On Wednesday (February 13), a team of Eswatini Policy Analysis and Research Centre (ESEPARC) researchers visited Londunduma High School in the Hhohho region to motivate learners and inform them about the importance of education and available opportunities in their prospective careers.
The researchers were welcomed by Principal Ms Nompumelelo Masina, who appreciated the fact that the team is dominated by young people, which she said would motivate the learners to listen attentively and respond positively towards their presentations. She thanked ESEPARC for visiting the school and observed that the learners no longer take their teachers seriously when they advise them about the importance of their future, perhaps because they interact with them (teachers) on a daily basis.
Deputy Principal Mrs Futhi Dlamini-Ngcobo informed the team on the overall performance of the learners, mentioning that most of them experienced challenges with the English Language subject. She highlighted that most learners take English with levity, thereby leading to their subsequent failure.
“The learners do not make it because they have no plans and no notion of how to put their ideas into action. Our learners have potential but they simply do not want to apply themselves to their work. We have witnessed intelligent minds going to waste due to refusal to put in effort. It is absolutely frustrating because these learners have the potential and ability but tend to get involved in drugs and alcohol for whatever reasons and their fire does not get ignited,” she said.
The session covered 212 learners in Form 3 to Form 5. While sharing information with the learners, the researchers also gathered a contextual understanding of the perspectives of young girls at the school regarding transactional sexual interactions with older men (otherwise known as ‘sugar daddies’ or ‘blessers’).

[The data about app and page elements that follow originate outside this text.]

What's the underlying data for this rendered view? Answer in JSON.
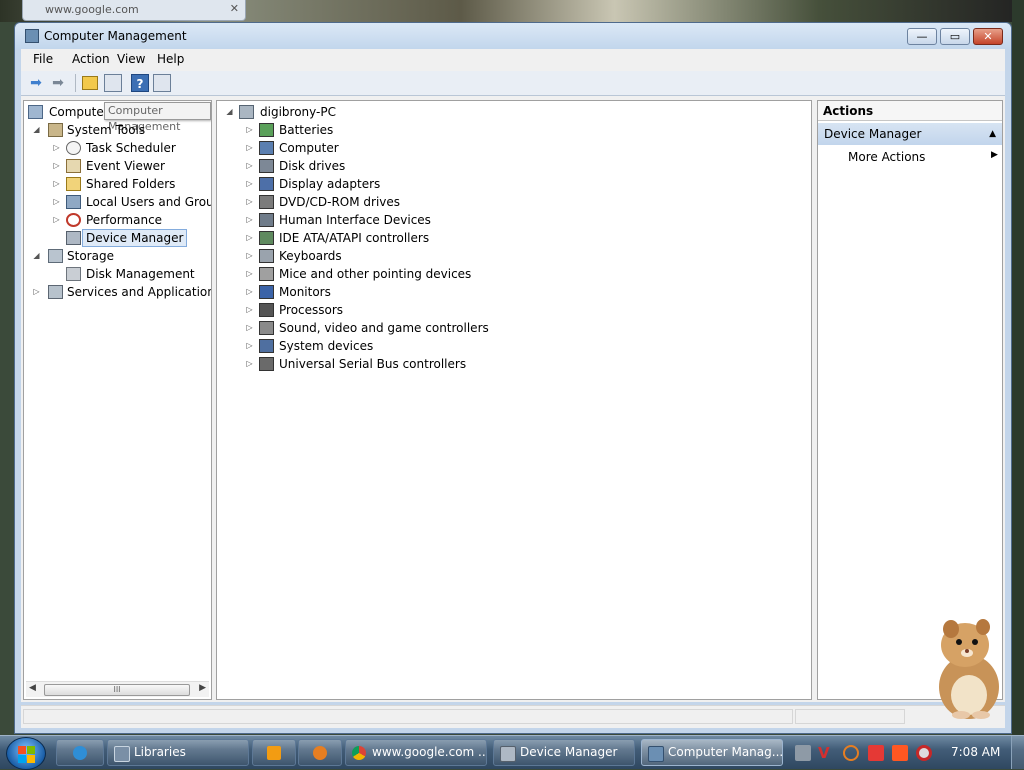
{
  "browser_tab": {
    "title": "www.google.com"
  },
  "window": {
    "title": "Computer Management",
    "controls": {
      "minimize": "—",
      "maximize": "▭",
      "close": "✕"
    }
  },
  "menu": [
    "File",
    "Action",
    "View",
    "Help"
  ],
  "tooltip": "Computer Management",
  "left_tree": {
    "root": "Computer Management (Local)",
    "items": [
      {
        "label": "System Tools",
        "icon": "tools-icon"
      },
      {
        "label": "Task Scheduler",
        "icon": "clock-icon"
      },
      {
        "label": "Event Viewer",
        "icon": "event-viewer-icon"
      },
      {
        "label": "Shared Folders",
        "icon": "shared-folder-icon"
      },
      {
        "label": "Local Users and Groups",
        "icon": "users-icon"
      },
      {
        "label": "Performance",
        "icon": "performance-icon"
      },
      {
        "label": "Device Manager",
        "icon": "device-manager-icon"
      },
      {
        "label": "Storage",
        "icon": "storage-icon"
      },
      {
        "label": "Disk Management",
        "icon": "disk-icon"
      },
      {
        "label": "Services and Applications",
        "icon": "services-icon"
      }
    ],
    "scroll_thumb": "III"
  },
  "devices": {
    "root": "digibrony-PC",
    "items": [
      "Batteries",
      "Computer",
      "Disk drives",
      "Display adapters",
      "DVD/CD-ROM drives",
      "Human Interface Devices",
      "IDE ATA/ATAPI controllers",
      "Keyboards",
      "Mice and other pointing devices",
      "Monitors",
      "Processors",
      "Sound, video and game controllers",
      "System devices",
      "Universal Serial Bus controllers"
    ]
  },
  "actions": {
    "header": "Actions",
    "section": "Device Manager",
    "items": [
      "More Actions"
    ]
  },
  "taskbar": {
    "buttons": [
      "Libraries",
      "www.google.com ...",
      "Device Manager",
      "Computer Manag..."
    ],
    "clock": "7:08 AM"
  },
  "colors": {
    "accent": "#3c6fb4",
    "selection": "#dfeaf7",
    "taskbar": "#425d78"
  }
}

One learner mentioned her concerns about the phenomenon of ‘sugar daddies’ which, it was gathered, has in recent times contributed to cases of teenage pregnancy at Londunduma High School. She said the main factor that influenced such interactions is general lack of resources, which leads to young girls being sexually involved with older men in exchange for monetary/material gain.
The learners expressed their appreciation for the visit and further stated that their low performance in English could be because they are not availed opportunities to engage in public speaking, as the school does not partake in any debate competitions. ESEPARC Associate Researcher Gugulethu Mgabhi advised them to read books, which she said would be an ideal tool to enhance their communication skills.
She further warned the learners on using their mobile phones for the wrong purposes like texting friends or updating social media sites. Gugulethu encouraged the learners to use these devices for educational purposes in order to improve on their English.